Step 2: Consider Graduate School
Some jobs require candidates to possess a master's degree in the field of welding engineering. Topics are similar to those discussed in a bachelor's degree program, although they are explored in greater detail. Students wishing to enter a graduate program in welding engineering must have graduated from an undergraduate program that was approved by the ABET (formerly the Accreditation Board for Engineering and Technology). Accelerated, combined B.S./M.S. programs are also available.
It's also helpful to choose a specialization. According to St. Petersburg College, most welding engineers choose one particular type of welding in which to specialize. Once they have chosen a particular area of concentration, graduate students take electives that relate closely to their primary focus areas. Welding engineers may specialize in electronics, petrochemicals, aerospace and hydrospace, construction, power generation, transportation, or machinery.

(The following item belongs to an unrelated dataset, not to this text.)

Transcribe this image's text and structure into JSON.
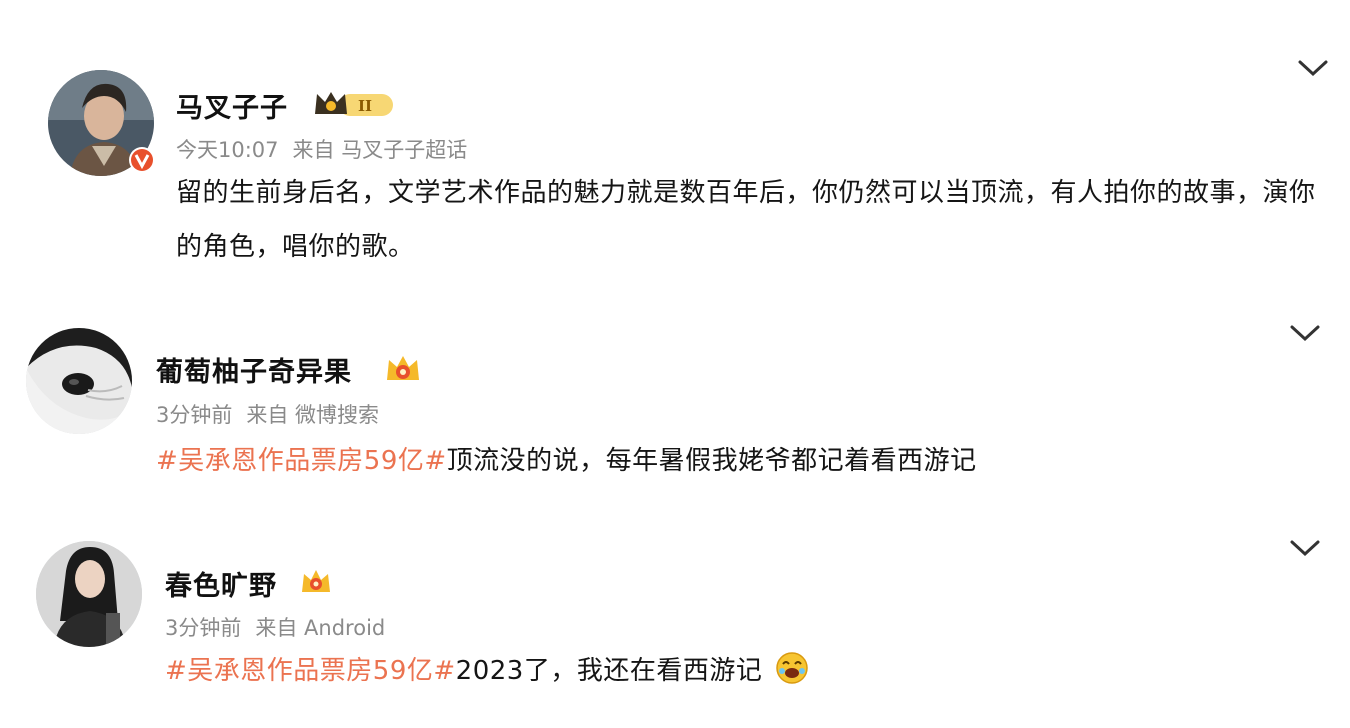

Step 3: Obtain an Entry-Level Position as a Welding Engineer
Entry-level welding engineers may be hired straight out of college, although they may have to go through a probationary period until they've gained experience. Potential work environments include research laboratories, manufacturing plants, shipyards, construction sites, oil pipelines, and off-shore drilling platforms. Once a welding engineer has been on the job for four years, he or she is eligible to take the examination to become a Professional Engineer.
To improve your chances of gaining entry-level employment, join a professional organization. Several professional organizations are available to welding engineers, including the American Welding Society (AWS); the American Society for Mechanical Engineers (ASME); the Edison Welding Institute (EWI); the Minerals, Metals, and Materials Society (TMS); and the American Society for Materials International (ASM International). These organizations offer continuing education seminars and extensive online information about technical advances. A professional welding engineer must take continuing education classes throughout his or her career.
Step 4: Attain Licensure
According to the U.S. Bureau of Labor Statistics, engineers in all 50 states who offer their services directly to the public are required to attain a license. Once an engineer is licensed, he or she is considered a Professional Engineer (PE). In order to qualify to take the exam for a state license, candidates must have a degree from a university accredited by ABET and four years of work experience.
Step 5: Consider Certification
A welding engineer who wishes to advance professionally may want to take the AWS exam to become a Certified Welding Engineer. This distinction signifies that the person who holds it is qualified to direct welding operations according to established industry standards. This certificate is different from the PE and does not entitle the holder to offer services directly to the public. However, such a designation does indicate advanced knowledge in the field and may help career prospects.
To recap, with a bachelor's degree, work experience, and possibly certification and/or licensure, welding engineers can earn about $91,000 a year to research more effective welding techniques or design more efficient equipment to aid in the welding process, as well as oversee manufacturing processes to ensure quality control or evaluate inspection procedures.